▶ _What you will do_
Go through the data and copy each line that holds "circle".

☆ ☆ ☆ ☆ ☆

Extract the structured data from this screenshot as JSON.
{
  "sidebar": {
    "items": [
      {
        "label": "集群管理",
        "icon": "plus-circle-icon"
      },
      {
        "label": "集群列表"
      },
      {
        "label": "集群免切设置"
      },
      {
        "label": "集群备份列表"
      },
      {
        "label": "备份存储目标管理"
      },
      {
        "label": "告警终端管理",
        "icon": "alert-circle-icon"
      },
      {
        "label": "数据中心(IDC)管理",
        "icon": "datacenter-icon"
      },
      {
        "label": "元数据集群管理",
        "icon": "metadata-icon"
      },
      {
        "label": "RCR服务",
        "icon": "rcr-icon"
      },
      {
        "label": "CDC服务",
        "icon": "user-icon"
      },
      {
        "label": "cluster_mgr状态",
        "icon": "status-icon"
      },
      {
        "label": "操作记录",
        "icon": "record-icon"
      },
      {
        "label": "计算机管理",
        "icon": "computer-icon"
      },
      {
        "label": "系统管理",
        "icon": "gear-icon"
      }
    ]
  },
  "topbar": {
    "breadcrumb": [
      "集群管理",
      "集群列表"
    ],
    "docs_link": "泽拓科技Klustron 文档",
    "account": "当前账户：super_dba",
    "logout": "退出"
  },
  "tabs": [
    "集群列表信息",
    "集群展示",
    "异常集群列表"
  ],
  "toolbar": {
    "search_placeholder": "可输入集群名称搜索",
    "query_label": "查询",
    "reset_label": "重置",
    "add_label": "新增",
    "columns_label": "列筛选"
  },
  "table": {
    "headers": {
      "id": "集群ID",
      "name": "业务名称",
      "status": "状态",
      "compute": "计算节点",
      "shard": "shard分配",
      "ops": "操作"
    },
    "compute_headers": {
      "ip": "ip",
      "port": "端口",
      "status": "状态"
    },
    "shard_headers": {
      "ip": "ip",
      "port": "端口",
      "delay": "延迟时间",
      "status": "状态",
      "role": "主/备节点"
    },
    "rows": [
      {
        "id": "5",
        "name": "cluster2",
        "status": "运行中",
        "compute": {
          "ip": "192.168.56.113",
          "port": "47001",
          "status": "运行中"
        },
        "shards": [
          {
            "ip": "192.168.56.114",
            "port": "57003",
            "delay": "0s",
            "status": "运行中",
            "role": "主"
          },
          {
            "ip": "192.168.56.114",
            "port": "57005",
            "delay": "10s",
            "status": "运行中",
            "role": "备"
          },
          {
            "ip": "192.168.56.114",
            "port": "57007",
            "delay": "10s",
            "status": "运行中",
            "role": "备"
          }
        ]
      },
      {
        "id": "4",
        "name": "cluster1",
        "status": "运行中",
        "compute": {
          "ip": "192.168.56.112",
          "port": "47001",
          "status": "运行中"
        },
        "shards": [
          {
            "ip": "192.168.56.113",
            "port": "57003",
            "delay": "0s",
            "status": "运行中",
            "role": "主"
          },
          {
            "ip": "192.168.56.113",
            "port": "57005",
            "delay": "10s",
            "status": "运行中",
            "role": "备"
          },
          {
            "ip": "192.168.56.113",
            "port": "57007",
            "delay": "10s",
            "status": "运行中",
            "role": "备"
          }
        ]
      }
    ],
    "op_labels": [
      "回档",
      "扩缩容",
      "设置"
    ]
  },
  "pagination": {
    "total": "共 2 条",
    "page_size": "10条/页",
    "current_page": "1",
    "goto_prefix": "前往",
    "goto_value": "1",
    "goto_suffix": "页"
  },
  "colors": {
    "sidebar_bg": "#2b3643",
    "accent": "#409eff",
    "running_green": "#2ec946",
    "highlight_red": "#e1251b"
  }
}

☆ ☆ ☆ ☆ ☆

▶ _Result of the task_
        "icon": "plus-circle-icon"
        "icon": "alert-circle-icon"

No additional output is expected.